▶ [Action item]: A copy is needed of each line in the records that has the word "linux".

(Records excerpted from a collection)
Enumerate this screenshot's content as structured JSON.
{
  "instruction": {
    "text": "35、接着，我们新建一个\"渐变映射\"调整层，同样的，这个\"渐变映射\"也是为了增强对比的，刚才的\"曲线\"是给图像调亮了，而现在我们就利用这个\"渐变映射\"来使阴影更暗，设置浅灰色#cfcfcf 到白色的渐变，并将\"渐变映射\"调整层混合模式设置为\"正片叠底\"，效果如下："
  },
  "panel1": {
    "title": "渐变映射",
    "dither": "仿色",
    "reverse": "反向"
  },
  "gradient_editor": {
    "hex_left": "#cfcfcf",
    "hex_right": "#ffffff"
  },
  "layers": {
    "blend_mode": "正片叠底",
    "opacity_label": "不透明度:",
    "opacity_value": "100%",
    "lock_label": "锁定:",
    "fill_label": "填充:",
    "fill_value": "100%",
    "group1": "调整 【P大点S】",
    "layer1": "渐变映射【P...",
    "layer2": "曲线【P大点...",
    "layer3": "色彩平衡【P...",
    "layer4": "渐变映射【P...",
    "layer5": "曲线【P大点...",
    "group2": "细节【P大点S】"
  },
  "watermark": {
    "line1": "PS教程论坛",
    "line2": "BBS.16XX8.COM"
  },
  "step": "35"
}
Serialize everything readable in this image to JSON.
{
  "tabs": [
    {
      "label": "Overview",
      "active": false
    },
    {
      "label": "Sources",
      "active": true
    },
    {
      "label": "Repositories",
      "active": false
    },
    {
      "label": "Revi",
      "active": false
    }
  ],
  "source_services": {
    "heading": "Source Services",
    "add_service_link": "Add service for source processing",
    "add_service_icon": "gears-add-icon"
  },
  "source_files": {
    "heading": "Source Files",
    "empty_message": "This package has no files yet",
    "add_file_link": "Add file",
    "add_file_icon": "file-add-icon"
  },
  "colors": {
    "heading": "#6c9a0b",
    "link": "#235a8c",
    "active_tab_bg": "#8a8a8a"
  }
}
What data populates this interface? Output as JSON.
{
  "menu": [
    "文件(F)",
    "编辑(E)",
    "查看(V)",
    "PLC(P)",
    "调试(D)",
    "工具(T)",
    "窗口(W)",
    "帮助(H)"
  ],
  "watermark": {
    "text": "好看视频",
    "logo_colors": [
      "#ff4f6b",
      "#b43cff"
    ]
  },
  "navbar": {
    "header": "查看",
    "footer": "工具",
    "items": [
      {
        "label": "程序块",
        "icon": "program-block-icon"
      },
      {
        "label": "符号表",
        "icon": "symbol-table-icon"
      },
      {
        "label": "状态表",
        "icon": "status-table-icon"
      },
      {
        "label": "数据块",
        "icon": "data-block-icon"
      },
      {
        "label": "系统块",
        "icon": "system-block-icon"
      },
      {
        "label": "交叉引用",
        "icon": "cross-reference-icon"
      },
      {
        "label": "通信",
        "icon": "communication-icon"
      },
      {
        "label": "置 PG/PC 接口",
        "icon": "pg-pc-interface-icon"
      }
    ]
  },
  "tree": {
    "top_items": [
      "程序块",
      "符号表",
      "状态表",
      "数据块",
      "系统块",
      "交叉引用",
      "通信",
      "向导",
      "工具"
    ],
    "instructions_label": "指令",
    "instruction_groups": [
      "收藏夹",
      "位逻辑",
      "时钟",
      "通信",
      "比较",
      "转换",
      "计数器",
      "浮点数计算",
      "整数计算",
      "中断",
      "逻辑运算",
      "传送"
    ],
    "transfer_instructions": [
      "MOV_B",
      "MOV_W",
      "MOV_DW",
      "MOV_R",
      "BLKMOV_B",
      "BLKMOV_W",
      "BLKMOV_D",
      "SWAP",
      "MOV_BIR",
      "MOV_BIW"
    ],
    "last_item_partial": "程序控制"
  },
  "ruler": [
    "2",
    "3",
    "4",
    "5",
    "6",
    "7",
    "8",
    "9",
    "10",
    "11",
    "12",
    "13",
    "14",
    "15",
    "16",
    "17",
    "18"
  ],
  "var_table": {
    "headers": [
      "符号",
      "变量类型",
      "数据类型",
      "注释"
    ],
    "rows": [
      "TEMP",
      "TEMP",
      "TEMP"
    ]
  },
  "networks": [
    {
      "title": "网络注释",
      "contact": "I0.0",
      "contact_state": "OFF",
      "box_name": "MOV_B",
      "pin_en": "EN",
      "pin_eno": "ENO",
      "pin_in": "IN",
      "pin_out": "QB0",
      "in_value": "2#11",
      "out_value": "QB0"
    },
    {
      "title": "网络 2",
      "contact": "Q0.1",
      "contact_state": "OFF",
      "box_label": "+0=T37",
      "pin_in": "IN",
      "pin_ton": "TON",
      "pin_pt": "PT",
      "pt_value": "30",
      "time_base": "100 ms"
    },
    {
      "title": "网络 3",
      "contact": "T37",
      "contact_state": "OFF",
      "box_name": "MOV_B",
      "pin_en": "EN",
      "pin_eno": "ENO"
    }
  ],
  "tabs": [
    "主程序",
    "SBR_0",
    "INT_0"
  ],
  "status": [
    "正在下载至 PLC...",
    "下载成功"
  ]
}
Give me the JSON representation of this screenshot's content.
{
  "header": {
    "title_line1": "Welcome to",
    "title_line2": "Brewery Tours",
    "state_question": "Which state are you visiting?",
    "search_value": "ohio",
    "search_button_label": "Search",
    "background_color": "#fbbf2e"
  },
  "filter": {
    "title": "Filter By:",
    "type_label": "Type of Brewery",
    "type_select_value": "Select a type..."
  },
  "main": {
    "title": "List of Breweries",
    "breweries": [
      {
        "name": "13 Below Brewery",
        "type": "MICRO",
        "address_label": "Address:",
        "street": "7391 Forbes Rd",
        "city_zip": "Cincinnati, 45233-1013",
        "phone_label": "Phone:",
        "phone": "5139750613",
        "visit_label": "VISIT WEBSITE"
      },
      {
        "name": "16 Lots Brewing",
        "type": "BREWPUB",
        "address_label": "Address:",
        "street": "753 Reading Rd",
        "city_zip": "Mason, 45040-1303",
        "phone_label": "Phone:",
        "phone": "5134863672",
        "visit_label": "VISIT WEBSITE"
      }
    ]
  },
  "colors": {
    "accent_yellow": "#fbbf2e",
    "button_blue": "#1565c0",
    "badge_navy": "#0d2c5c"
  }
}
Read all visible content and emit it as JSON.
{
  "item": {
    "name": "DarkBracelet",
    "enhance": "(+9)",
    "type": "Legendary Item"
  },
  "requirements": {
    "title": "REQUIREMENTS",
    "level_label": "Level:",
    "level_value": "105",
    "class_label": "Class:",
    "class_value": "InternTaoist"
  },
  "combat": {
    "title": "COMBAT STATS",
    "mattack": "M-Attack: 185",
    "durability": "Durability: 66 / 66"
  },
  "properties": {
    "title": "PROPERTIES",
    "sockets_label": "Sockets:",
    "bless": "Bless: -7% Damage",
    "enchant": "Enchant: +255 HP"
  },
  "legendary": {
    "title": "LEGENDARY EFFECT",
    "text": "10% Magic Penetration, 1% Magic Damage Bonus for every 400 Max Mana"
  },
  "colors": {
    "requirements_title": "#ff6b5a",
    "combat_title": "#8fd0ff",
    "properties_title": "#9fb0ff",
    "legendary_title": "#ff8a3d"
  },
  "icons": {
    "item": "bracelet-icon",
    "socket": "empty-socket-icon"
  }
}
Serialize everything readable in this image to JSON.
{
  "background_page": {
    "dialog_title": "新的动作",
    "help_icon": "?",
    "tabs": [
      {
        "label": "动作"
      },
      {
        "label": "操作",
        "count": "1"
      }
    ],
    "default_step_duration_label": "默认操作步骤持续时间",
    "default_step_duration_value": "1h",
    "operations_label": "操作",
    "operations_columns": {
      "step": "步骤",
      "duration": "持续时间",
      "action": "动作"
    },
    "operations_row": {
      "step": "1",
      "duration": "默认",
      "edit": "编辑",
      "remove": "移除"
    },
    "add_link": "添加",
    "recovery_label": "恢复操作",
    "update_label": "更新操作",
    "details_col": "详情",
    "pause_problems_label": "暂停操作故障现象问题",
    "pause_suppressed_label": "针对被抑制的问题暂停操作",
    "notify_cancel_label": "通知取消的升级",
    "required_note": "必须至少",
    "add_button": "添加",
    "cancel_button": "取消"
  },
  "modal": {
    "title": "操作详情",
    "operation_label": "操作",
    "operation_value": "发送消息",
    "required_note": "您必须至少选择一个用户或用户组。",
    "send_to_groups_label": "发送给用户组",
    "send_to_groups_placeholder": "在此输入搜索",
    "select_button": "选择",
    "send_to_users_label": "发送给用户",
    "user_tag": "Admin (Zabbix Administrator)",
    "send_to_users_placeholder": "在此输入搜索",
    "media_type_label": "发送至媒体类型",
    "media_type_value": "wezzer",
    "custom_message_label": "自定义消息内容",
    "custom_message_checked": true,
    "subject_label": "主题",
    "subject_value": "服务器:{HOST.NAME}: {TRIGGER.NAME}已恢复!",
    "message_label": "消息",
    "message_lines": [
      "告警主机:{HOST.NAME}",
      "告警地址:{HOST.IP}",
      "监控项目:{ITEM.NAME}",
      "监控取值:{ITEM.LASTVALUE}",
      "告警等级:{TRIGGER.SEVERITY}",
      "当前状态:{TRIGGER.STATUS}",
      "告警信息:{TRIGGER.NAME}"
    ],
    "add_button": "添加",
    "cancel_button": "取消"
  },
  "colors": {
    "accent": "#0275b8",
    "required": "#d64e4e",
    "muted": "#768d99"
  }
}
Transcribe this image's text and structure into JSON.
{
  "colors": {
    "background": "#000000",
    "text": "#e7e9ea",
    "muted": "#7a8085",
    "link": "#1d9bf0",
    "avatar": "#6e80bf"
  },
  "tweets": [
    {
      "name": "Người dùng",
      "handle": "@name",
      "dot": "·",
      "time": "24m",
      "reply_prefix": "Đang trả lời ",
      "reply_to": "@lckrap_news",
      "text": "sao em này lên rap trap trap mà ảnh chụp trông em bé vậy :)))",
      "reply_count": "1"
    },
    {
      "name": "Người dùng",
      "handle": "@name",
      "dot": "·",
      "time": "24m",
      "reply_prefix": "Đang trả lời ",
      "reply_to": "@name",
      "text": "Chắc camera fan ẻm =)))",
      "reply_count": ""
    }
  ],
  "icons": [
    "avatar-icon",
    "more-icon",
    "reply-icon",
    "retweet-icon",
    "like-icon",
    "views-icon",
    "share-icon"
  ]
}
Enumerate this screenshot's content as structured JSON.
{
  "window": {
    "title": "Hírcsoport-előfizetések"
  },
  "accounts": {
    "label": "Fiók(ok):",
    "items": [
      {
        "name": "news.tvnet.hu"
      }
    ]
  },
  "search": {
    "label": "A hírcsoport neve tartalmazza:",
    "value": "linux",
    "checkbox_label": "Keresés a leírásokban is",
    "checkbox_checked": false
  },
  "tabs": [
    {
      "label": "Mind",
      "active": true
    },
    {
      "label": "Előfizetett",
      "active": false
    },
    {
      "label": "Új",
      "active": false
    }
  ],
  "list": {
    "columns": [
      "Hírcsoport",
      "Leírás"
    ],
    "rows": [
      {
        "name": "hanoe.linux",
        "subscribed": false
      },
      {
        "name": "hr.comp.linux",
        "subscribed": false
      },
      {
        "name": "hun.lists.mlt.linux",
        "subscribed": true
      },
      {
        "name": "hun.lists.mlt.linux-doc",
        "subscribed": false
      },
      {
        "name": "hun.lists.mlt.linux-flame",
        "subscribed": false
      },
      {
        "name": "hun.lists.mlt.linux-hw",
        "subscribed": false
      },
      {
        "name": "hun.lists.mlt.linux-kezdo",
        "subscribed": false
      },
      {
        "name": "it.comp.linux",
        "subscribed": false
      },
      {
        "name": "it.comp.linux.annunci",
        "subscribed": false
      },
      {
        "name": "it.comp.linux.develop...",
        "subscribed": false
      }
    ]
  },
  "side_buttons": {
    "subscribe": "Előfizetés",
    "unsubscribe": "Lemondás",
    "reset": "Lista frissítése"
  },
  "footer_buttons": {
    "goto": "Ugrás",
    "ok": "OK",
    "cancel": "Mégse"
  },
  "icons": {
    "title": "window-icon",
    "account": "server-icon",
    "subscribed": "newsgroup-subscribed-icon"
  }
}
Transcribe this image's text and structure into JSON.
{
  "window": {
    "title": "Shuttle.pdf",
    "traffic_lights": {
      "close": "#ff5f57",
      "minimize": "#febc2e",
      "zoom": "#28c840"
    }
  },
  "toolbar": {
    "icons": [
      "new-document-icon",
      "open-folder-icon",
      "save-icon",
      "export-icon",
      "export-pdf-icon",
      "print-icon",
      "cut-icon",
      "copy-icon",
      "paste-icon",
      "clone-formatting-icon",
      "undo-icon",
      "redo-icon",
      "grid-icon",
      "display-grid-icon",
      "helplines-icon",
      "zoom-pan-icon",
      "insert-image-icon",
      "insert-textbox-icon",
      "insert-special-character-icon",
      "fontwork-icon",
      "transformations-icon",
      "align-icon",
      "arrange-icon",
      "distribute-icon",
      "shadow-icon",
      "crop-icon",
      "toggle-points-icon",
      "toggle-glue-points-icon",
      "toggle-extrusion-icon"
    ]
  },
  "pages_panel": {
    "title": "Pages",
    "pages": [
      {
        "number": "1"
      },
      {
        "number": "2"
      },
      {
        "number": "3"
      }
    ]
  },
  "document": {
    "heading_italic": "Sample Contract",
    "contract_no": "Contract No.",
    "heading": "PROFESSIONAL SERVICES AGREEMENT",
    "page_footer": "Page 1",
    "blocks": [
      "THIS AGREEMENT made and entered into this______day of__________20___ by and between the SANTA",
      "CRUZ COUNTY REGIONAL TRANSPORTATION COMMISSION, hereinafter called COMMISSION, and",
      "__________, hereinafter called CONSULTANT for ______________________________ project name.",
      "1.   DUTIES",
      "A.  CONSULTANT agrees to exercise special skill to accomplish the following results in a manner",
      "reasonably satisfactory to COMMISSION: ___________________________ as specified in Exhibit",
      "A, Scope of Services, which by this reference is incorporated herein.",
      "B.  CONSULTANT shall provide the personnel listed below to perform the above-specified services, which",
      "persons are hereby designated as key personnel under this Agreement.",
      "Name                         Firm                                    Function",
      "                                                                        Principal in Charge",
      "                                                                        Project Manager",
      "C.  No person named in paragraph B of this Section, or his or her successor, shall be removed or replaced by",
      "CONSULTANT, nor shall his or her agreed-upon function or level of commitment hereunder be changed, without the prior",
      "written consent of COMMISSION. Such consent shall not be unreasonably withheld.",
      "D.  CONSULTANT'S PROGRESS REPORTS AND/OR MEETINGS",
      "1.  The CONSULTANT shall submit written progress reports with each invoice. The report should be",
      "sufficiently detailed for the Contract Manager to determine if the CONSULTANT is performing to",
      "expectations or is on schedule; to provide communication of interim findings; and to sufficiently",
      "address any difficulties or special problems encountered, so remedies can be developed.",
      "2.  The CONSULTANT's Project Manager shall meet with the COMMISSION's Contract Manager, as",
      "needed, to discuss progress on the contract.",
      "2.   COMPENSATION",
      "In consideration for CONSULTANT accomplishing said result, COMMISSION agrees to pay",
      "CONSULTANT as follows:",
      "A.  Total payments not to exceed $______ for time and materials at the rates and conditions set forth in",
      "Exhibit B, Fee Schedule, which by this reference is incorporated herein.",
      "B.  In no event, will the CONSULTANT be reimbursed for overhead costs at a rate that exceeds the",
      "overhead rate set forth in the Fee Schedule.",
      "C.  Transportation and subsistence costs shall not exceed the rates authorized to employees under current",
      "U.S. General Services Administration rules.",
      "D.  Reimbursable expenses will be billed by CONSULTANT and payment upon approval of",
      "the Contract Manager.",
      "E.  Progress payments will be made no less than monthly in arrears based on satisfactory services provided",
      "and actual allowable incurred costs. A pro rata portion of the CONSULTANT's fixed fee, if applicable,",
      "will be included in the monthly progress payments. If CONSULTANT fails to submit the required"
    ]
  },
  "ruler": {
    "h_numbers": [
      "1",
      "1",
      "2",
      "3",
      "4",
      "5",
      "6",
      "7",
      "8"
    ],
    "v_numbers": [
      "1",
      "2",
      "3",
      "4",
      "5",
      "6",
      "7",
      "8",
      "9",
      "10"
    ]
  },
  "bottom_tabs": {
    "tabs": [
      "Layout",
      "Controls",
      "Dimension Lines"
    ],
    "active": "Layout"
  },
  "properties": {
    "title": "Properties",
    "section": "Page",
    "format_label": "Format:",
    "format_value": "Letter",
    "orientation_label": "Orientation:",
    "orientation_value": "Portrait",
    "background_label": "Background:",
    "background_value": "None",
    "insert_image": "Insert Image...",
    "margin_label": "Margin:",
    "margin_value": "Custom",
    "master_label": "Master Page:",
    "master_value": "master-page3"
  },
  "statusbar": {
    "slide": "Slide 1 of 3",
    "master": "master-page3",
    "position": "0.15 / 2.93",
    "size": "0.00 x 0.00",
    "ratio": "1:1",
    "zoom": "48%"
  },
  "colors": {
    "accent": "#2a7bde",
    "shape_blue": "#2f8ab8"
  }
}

▶ [Solved exercise]:
    "value": "linux",
        "name": "hanoe.linux",
        "name": "hr.comp.linux",
        "name": "hun.lists.mlt.linux",
        "name": "hun.lists.mlt.linux-doc",
        "name": "hun.lists.mlt.linux-flame",
        "name": "hun.lists.mlt.linux-hw",
        "name": "hun.lists.mlt.linux-kezdo",
        "name": "it.comp.linux",
        "name": "it.comp.linux.annunci",
        "name": "it.comp.linux.develop...",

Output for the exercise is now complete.